The empty streets of Auckland

Moving Down to Level 3

By the 18th day of lockdown, cases were declining. By April 15th, only 20 new cases of COVID-19 were reported. Jacinda announced what stepping down from lockdown Level 4 to Level 3 may look like. Five days later, she announced that Level 4 would be extended for an additional five days as a precautionary measure. April 28th was the first day of Level 3. Basically, Level 3 means takeout and stimulating part of the economy, but the same strict social distancing rules apply as in Level 4. Case levels decreased and Level 3 continued for 2 more weeks. I felt more comfortable going outside and takeaway mixed up my routine a bit. Level 3 provided much-needed hope.

A glimpse of the queue at the grocery store

Transitioning to a New Normal in Level 2

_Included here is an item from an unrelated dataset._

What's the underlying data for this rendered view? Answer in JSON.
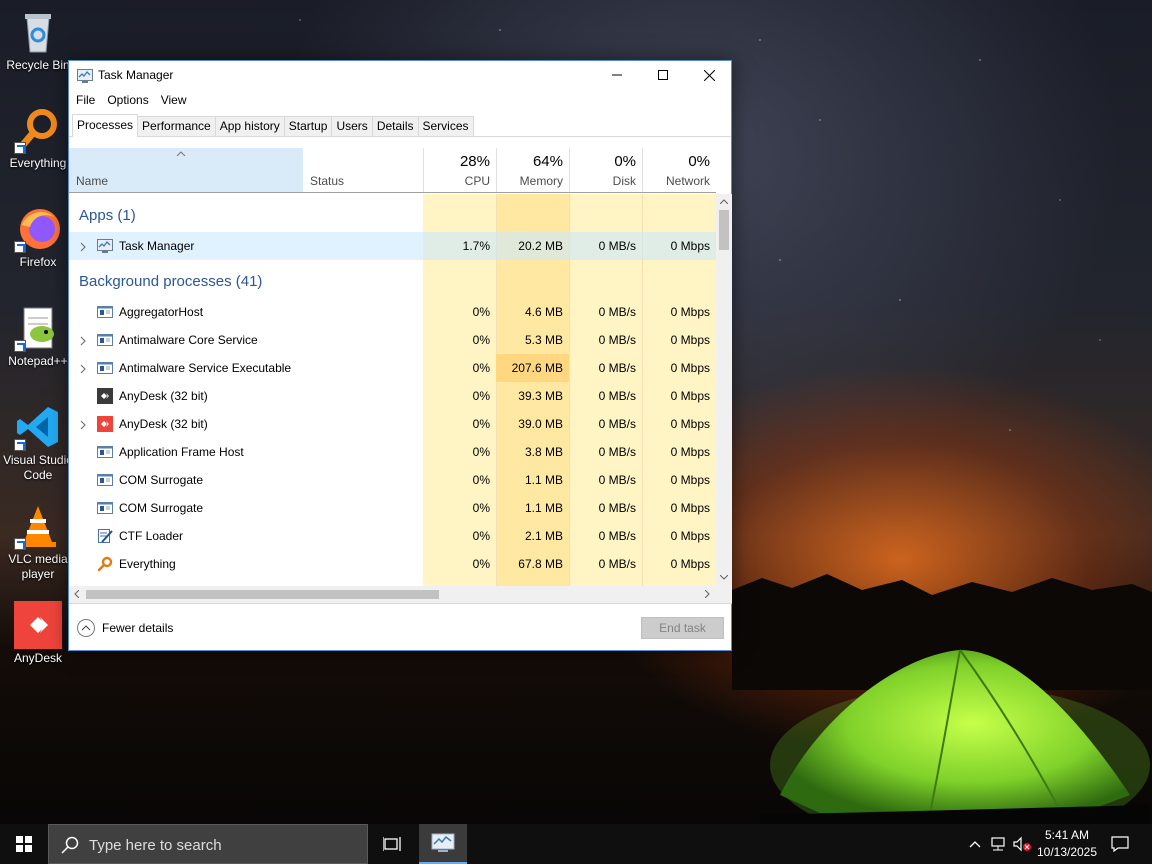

Now, as of May 14th, New Zealand is in lockdown Level 2. This means personal bubbles can be extended to friends and family for gatherings under ten people, domestic travel is allowed, and business, public venues, and event facilities may reopen. Level 2 reopens the economy and relaxes social restrictions. For the past week, new cases have been under two each day, with several days in a row of zero cases. Jacinda plans to continue to assess the situation and move towards Level 1, which would allow larger gatherings. Overall New Zealand is doing a great job of eliminating COVID-19, but eliminating the virus does not mean zero cases. It means that the new cases are traceable. The government is strictly enforcing sign-ins at shops with contact information to track possible spread.

A reminder to stay two meters apart on the streets

Things are a new normal. Life isn’t like it was before the lockdown. The majority of my international friends returned to their home countries and I’ve grown close to the ones who stayed. My classes are still online, but now I have the freedom to travel domestically. The ability to travel around New Zealand is one of the main reasons I chose to wait the situation out. Not everything is open yet, but there is enough that I’m hoping by the end of the semester I will feel like I’ve seen a fair amount of the country.

All smiles once I was able to go shopping at a local market during Level 2

Why is New Zealand’s Strategy Successful?

For a country of just under five million, 1,428 recovered patients and 21 deaths is not a bad track record considering the spread in other parts of the world. A large part of New Zealand’s success is due to citizens actually listening to their leader and staying inside to save lives. Jacinda created trust with citizens by outlining exactly what the public should be doing backed by medical experts to explain why. She is clear, consistent, and calm in her delivery. Jacinda relates to New Zealanders and shows she follows her own rules by conferencing in from her loungewear in her home. Along with graceful leadership, another advantage New Zealand has is the time to look at other countries’ responses to COVID-19. For example, Jacinda chose not to reopen bars until next Thursday because they pose the most risk, after seeing what happened in South Korea when a new breakout occurred after a bar crawl. Additionally, geography is another strength of New Zealand. The ability to shut its borders as an island nation is unique. 

Challenges New Zealand Faces

Economically, New Zealand will struggle with COVID-19 like many other nations. According to Tourism New Zealand, tourism is New Zealand’s largest export in foreign exchange earnings, contributing 21%. The industry employs one in eight Kiwis. With New Zealand’s borders closed for the foreseeable future, this will take a huge hit on the economy. Now, New Zealand must rethink its tourism strategy, perhaps by marketing to the domestic market. Economists predict that the economy will enter a slump due to several factors in addition to tourism, such as the lockdown putting a pause on normal business activity for numerous weeks. However, COVID-19 has been an unprecedented event. There is no realistic scenario where the population stays entirely healthy, and the economy thrives. Given everything that has happened, Jacinda’s leadership and calm demeanor are admirable. I have faith that New Zealand will overcome this obstacle by continuing to play it safe.